▶ [WHAT NEEDS TO BE DONE] From the entries below, copy every line that holds the word "panna".

*** RECORDS SHOWN

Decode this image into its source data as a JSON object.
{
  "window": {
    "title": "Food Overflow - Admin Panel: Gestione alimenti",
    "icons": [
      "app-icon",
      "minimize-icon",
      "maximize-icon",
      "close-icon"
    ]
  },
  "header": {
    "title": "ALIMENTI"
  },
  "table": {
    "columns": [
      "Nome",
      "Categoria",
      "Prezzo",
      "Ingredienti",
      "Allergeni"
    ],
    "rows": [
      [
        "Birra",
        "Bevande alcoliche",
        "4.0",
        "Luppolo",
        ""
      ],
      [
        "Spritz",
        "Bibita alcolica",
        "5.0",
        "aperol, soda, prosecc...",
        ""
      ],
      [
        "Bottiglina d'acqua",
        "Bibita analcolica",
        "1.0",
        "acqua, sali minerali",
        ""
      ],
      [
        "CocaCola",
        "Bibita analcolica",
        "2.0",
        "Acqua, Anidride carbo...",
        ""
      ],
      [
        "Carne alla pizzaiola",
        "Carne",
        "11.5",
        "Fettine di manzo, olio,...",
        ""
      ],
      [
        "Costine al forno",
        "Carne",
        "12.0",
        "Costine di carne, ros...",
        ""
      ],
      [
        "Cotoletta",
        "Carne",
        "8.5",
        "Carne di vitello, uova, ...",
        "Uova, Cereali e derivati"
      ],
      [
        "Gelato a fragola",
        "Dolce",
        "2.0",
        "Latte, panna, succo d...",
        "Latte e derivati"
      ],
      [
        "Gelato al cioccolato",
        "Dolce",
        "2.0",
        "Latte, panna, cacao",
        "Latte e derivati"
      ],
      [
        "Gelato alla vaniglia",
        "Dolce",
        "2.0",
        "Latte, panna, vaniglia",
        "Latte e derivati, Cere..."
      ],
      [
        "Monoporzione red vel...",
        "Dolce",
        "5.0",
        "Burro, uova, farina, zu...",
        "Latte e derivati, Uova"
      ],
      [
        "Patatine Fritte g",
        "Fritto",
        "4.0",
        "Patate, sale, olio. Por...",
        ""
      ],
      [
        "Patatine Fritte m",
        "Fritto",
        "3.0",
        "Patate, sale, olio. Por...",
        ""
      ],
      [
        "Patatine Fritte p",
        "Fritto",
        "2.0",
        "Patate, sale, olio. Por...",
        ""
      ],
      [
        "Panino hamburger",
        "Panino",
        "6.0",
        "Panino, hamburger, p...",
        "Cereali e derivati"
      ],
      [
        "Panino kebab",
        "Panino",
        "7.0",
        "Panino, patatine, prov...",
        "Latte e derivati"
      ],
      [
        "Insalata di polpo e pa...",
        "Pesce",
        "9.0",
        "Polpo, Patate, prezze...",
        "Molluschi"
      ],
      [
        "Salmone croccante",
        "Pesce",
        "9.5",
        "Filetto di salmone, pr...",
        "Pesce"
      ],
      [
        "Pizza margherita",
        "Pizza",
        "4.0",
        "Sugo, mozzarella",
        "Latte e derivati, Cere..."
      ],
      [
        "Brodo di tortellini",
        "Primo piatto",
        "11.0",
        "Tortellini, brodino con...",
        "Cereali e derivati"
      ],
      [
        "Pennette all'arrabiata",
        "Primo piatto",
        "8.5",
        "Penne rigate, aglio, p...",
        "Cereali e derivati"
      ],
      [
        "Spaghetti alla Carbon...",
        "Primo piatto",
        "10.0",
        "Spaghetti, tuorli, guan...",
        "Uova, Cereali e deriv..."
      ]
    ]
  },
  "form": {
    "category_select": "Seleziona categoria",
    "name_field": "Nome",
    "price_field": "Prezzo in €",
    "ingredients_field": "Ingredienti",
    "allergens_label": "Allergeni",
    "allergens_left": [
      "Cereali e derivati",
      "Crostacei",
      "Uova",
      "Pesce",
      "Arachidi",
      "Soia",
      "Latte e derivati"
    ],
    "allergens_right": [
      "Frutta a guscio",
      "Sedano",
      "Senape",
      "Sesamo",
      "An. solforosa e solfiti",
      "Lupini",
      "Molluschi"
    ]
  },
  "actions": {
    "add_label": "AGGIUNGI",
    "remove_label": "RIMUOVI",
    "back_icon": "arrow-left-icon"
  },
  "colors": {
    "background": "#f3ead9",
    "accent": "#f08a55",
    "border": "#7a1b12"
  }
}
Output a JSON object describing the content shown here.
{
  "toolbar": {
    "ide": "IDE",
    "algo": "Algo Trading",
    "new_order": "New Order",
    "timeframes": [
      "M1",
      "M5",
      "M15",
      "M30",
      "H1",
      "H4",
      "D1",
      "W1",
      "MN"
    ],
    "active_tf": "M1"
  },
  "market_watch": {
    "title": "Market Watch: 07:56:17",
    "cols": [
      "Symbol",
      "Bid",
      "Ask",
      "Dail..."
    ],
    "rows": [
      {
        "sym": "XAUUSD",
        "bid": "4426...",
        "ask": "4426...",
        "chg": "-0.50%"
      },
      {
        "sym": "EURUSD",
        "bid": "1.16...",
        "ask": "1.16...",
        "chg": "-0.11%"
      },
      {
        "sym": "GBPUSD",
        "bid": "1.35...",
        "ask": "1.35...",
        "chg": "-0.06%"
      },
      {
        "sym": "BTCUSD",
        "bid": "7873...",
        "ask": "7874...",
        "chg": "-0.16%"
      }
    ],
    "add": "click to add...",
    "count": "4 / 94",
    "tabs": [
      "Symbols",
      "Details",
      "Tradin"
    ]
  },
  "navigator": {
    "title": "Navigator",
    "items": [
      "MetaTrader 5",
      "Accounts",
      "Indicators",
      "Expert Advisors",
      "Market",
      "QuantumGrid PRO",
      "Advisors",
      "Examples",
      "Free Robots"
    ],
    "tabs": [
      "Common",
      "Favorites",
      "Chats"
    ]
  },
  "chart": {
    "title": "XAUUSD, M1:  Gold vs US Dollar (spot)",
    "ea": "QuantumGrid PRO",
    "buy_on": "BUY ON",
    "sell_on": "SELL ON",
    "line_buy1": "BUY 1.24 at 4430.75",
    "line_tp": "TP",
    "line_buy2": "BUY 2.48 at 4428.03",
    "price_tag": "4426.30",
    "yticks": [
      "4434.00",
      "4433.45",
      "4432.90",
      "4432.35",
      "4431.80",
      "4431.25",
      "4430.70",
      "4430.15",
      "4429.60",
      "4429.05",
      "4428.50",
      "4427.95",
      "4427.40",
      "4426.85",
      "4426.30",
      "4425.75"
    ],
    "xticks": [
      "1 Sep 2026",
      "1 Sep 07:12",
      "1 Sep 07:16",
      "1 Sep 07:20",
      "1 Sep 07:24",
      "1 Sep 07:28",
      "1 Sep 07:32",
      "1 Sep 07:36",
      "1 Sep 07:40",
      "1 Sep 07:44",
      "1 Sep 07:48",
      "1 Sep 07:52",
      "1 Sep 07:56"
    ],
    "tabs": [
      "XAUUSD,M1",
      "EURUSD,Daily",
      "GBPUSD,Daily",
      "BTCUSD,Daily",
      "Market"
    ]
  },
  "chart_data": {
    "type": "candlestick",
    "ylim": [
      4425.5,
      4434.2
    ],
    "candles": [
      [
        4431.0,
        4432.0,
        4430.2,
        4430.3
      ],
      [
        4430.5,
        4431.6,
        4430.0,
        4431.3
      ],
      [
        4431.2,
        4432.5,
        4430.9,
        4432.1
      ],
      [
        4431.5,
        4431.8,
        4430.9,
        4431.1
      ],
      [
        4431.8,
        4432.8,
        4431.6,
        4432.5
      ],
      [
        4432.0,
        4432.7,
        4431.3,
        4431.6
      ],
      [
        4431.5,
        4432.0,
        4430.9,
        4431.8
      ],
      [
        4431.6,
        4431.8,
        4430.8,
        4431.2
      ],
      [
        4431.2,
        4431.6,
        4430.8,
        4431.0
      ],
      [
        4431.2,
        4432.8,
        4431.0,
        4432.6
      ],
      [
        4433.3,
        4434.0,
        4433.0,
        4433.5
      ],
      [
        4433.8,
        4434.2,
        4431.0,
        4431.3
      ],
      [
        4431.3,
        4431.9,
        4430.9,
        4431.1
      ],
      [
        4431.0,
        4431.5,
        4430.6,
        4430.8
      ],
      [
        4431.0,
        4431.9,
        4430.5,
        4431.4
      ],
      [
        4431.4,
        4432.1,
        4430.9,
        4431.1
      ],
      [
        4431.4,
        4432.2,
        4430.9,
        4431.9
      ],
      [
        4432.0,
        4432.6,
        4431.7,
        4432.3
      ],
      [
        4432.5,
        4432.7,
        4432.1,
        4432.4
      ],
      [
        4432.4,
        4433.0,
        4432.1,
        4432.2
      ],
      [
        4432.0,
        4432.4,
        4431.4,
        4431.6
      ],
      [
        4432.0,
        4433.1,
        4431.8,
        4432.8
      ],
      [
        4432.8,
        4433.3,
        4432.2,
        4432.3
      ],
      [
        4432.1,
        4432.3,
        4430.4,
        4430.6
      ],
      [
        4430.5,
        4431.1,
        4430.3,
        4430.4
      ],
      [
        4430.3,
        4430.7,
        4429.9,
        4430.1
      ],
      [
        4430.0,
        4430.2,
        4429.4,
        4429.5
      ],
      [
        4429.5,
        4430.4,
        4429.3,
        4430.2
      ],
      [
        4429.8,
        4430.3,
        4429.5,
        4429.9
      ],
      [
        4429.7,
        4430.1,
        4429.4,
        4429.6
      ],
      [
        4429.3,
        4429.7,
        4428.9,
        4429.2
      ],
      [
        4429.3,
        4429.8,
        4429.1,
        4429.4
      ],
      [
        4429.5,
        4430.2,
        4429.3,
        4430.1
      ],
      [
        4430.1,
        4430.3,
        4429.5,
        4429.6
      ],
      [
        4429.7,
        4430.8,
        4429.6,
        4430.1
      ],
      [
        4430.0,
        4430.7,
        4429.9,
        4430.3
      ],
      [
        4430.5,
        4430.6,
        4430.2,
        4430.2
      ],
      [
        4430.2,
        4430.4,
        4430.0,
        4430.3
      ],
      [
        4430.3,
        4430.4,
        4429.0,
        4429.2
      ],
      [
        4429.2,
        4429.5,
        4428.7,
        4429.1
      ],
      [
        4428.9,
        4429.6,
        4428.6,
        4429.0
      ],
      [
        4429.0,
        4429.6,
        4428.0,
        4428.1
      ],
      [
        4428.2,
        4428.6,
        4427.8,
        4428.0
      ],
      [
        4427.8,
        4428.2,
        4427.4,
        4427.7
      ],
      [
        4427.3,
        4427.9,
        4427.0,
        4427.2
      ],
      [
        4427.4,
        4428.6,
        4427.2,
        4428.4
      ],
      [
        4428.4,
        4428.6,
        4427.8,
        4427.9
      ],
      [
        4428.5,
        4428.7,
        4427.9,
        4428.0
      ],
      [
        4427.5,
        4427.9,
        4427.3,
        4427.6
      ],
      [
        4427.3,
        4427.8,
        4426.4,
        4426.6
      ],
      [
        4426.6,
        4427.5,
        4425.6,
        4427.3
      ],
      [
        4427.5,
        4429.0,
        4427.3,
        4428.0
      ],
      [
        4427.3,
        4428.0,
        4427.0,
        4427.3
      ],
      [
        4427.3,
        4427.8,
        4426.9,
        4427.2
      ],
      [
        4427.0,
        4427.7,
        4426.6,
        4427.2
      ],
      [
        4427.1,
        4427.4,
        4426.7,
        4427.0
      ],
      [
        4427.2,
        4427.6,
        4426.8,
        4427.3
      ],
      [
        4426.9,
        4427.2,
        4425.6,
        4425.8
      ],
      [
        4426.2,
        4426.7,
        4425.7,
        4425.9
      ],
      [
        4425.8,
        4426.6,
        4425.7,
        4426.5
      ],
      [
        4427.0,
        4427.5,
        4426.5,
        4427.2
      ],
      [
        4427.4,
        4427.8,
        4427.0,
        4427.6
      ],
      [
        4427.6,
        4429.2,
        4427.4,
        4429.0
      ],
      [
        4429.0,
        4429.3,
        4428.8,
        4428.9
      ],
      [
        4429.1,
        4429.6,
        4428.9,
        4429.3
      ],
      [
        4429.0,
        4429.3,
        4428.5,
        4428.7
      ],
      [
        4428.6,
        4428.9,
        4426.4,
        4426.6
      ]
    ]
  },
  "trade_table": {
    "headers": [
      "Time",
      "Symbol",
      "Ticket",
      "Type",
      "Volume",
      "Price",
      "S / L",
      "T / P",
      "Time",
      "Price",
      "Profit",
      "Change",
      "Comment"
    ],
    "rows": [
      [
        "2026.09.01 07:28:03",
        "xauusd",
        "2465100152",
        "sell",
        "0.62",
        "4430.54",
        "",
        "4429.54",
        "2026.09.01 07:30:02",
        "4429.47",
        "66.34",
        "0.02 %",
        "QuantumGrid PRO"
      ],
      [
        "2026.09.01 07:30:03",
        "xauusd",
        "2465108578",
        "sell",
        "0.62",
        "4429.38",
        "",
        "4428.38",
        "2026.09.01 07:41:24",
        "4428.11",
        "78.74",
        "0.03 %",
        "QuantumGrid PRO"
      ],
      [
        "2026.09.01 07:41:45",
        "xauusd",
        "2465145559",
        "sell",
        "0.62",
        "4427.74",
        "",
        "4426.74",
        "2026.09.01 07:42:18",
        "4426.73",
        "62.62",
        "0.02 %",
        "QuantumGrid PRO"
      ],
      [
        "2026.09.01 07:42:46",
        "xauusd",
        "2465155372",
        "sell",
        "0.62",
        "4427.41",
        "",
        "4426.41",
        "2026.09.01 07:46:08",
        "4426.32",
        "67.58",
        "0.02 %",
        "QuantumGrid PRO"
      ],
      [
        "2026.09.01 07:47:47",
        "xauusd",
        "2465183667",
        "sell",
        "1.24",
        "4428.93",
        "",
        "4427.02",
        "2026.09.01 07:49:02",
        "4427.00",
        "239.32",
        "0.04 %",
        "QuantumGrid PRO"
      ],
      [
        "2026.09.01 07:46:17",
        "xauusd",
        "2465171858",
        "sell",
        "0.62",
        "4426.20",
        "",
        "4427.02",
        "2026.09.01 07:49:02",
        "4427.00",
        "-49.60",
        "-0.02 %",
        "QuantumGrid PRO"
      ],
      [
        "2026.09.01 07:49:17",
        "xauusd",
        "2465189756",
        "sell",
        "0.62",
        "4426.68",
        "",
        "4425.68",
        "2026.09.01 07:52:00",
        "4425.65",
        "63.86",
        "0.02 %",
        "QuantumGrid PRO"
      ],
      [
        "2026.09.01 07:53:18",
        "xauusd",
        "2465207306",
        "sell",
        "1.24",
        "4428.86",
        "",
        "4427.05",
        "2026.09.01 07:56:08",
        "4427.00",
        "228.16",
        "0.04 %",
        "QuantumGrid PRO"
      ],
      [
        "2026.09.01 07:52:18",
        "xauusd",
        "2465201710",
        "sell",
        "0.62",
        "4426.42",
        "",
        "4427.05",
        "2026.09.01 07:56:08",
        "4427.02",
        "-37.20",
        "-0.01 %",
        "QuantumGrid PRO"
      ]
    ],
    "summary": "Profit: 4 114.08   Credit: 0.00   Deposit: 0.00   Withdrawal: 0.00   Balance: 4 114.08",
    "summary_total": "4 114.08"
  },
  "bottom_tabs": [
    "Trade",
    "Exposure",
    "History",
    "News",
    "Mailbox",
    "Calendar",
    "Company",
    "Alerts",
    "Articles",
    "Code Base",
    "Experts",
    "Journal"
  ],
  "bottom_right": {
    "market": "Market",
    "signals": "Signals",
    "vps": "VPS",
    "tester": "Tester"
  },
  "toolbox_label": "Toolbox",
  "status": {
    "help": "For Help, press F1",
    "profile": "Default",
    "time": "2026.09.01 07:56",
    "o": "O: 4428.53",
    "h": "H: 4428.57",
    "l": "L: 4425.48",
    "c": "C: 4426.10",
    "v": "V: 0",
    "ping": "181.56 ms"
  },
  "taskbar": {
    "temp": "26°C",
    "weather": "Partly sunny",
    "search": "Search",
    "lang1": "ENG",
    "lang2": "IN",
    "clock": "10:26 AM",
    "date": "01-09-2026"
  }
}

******

▶ [SOLVED EXERCISE]
        "Latte, panna, succo d...",
        "Latte, panna, cacao",
        "Latte, panna, vaniglia",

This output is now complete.